Read the essay: The Poison of Subjectivism
If The Weight of Glory was my favorite of Lewis’s essays so far, this one is definitely my least favorite, mostly because it’s content is almost identical to that of the first few chapters of Mere Christianity, which I read just a few days ago. During our class discussion, one of my group members wondered aloud why Lewis would write two pieces that were so similar. To be honest, I’m not sure. But, if I had to take a guess, I would say that, though Lewis’s arguments and examples are the same, the purpose of the two works is different. Mere Christianity is meant to persuade people to accept the Christian faith, or, at the very least, admit the rationality of such beliefs. The goal of this essay, on the other hand, is to point out the existence of a particular problem in society—the growing popularity of subjectivism.
Lewis defines subjectivism as a lack of faith in the power of human reasoning. Once, people assumed that they could use their own thought processes to observe the world around them and discover truth. Now, however, they have begun to question whether their minds are capable of grasping truth at all because, when subjected to scientific scrutiny, thoughts appear to be merely “the epipheomena which accompanies chemical or electrical events in a cortex which is itself the by-product of a blind evolutionary process.” This ties right back to Meditation in a Toolshed—there is danger here in looking only at one’s own thoughts and in looking only along them. When seen from the outside, it is impossible to appreciate the real value and complexity of human thought; one puts too little faith in the human mind. When seen from the inside, however, one is tempted to put too much faith in one’s own reason, not realizing how easily deceived or unbalanced the brain is, and how limited its power to conceive, process, and understand.
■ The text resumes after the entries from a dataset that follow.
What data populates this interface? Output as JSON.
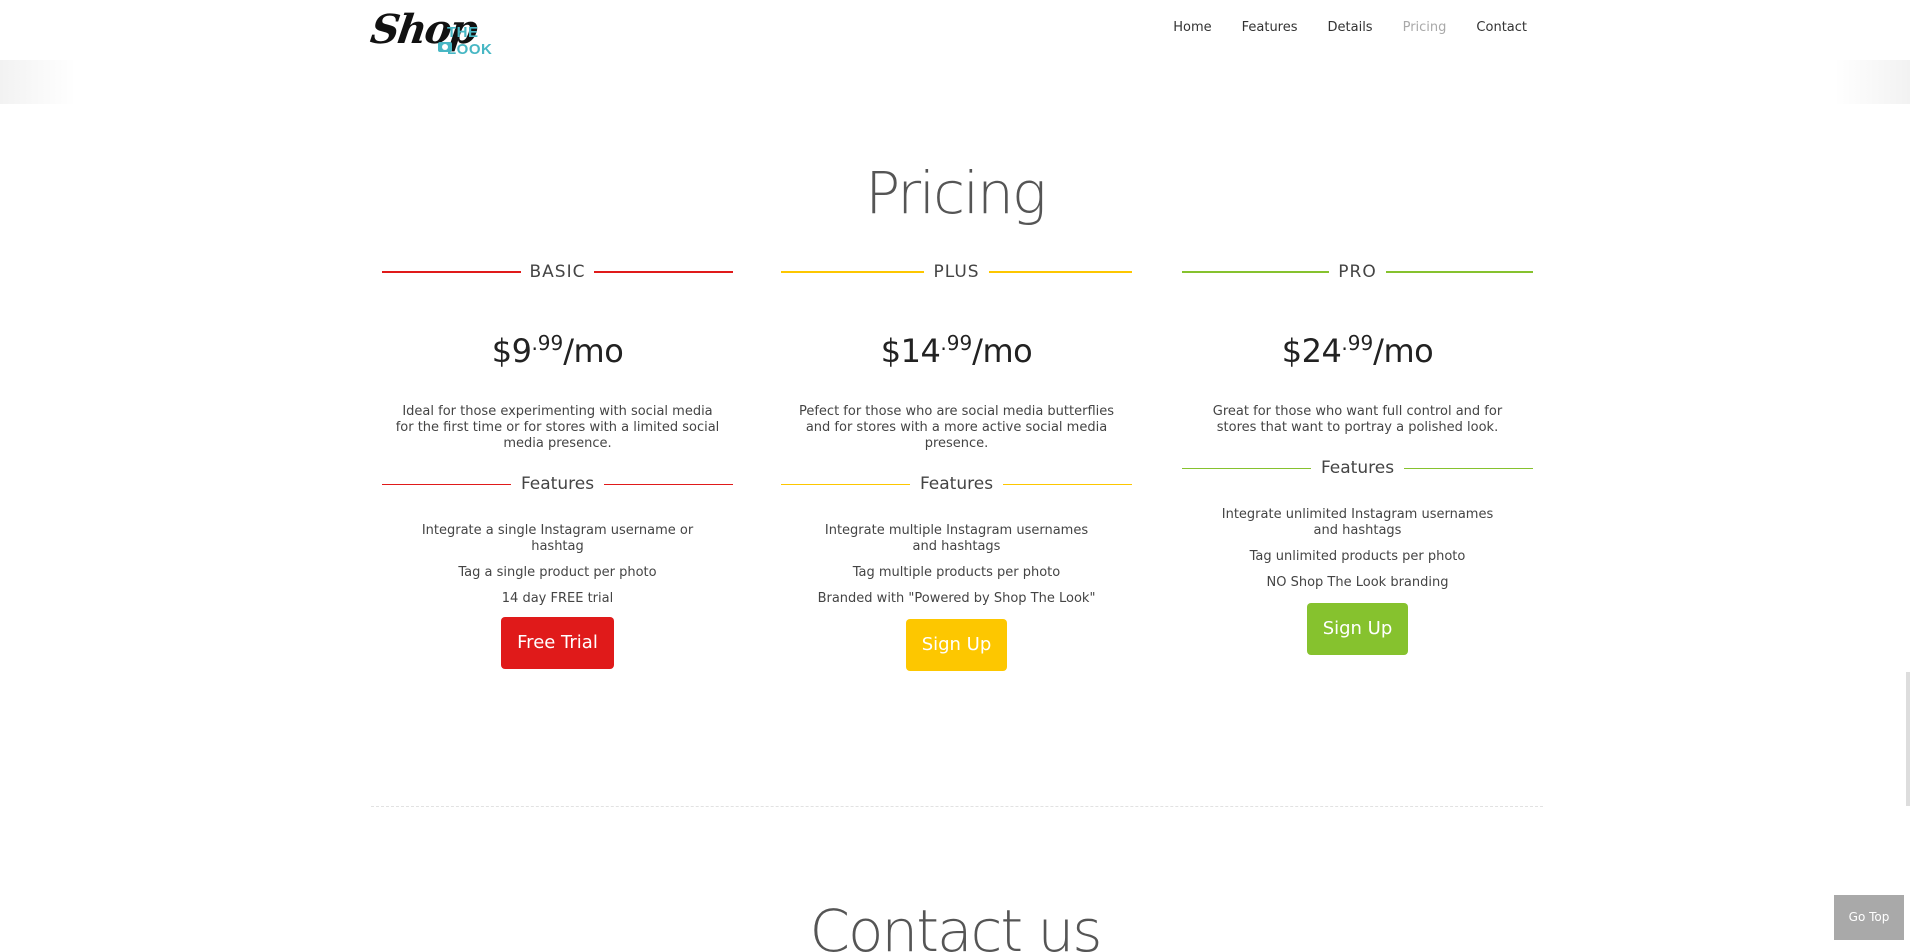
{
  "logo": {
    "script": "Shop",
    "sub": "THE LOOK"
  },
  "nav": {
    "items": [
      {
        "label": "Home"
      },
      {
        "label": "Features"
      },
      {
        "label": "Details"
      },
      {
        "label": "Pricing"
      },
      {
        "label": "Contact"
      }
    ],
    "active": "Pricing"
  },
  "pricing": {
    "title": "Pricing",
    "features_heading": "Features",
    "plans": [
      {
        "name": "BASIC",
        "price_main": "$9",
        "price_cents": ".99",
        "price_period": "/mo",
        "description": "Ideal for those experimenting with social media for the first time or for stores with a limited social media presence.",
        "features": [
          "Integrate a single Instagram username or hashtag",
          "Tag a single product per photo",
          "14 day FREE trial"
        ],
        "cta": "Free Trial",
        "color": "#e01a1a"
      },
      {
        "name": "PLUS",
        "price_main": "$14",
        "price_cents": ".99",
        "price_period": "/mo",
        "description": "Pefect for those who are social media butterflies and for stores with a more active social media presence.",
        "features": [
          "Integrate multiple Instagram usernames and hashtags",
          "Tag multiple products per photo",
          "Branded with \"Powered by Shop The Look\""
        ],
        "cta": "Sign Up",
        "color": "#fdc700"
      },
      {
        "name": "PRO",
        "price_main": "$24",
        "price_cents": ".99",
        "price_period": "/mo",
        "description": "Great for those who want full control and for stores that want to portray a polished look.",
        "features": [
          "Integrate unlimited Instagram usernames and hashtags",
          "Tag unlimited products per photo",
          "NO Shop The Look branding"
        ],
        "cta": "Sign Up",
        "color": "#86c22e"
      }
    ]
  },
  "contact": {
    "title": "Contact us"
  },
  "go_top": {
    "label": "Go Top"
  },
  "colors": {
    "brand_teal": "#47b7c4",
    "nav_active": "#a9a9a9",
    "go_top_bg": "#a9a9a9"
  }
}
In the realm of science, subjectivism presents little danger because the scientist must trust that his powers of reason and observation are capable of uncovering truth—else his work would be pointless. It is “practical reason”—our sense of right and wrong—that Lewis is worried about. When subjectivism creeps into the moral realm, it convinces people that “right” and “wrong” are no more than social conventions. Each society has its own standards of behavior; and since such standards are a human invention, they can be flawed, misguided, or downright cruel. Reformers hope to create new, intentional moral systems that better benefit the human race. The very idea of progress, or improvement upon “traditional” systems of morality is impossible, however, without an underlying belief in an absolute standard of right and wrong. How are we to judge whether an idea is “better” or “fairer” than another unless we know of something perfectly good and just to compare it to? If there is no fixed standard of perfect morality, then all moral systems are equal—and, in that case, traditional morality is just as “good” a system as any other.
Lewis then addresses the idea of moral “progress,” attacking the use of the word “stagnant” to describe a fixed, unchanging standard of morality (he does the same in The Screwtape Letters, if memory serves). Just because water stinks when it does not move, he says, doesn’t mean that anything that stays still must spoil. In fact, many things do not change, and are the better for it, like mathematical truths. Furthermore, not all change is positive change. When things become dirty, we don’t call that progress—we clean them, returning them to their original, unsoiled state. Similarly, morality is something which is permanent, and the better for it. In fact, if we are to make moral progress at all we must have a “changeless standard” of right and wrong. As Lewis says, “if good is a fixed point, it is at least possible that we should get nearer and nearer to it; but if the terminus is as mobile as the train, how can the train progress towards it?” During our class discussion, however, one of my classmates brought up a good point. While it is important to acknowledge that a fixed standard of morality is necessary for progress, it is also important to strive to make progress. Our standard of behavior may not be able to stagnate, but our behavior itself can. Just because right and wrong do not change doesn’t mean that we shouldn’t continually change in our quest to conform more and more closely to what is Good.Just a quick final note—the influence of Plato and Augustine is evident in a lot of Lewis’s work; this essay is no exception. In fact, in the fourth paragraph Lewis even mentions Plato by name. However, I was surprised when, near the end of the essay, I stumbled across the Euthyphro dilemma! That is, the million dollar question from the end of Plato’s Dialogue with Euthyphro, originally “Is what is pious pious because it is loved by the gods, or do the gods love it because it is pious?” and rephrased here as “Are these things [the actions prescribed by the moral law] right because God commands them or does God command them because they are right?” Lewis comes up with essentially the same answer to the dilemma that my philosophy teacher did last semester, though with much greater eloquence—that “God neither obeys nor creates the moral law” but is Himself a Goodness which is “uncreated,” which “lies…on the other side of existence” and, mysteriously, is itself “the ground of all existence.”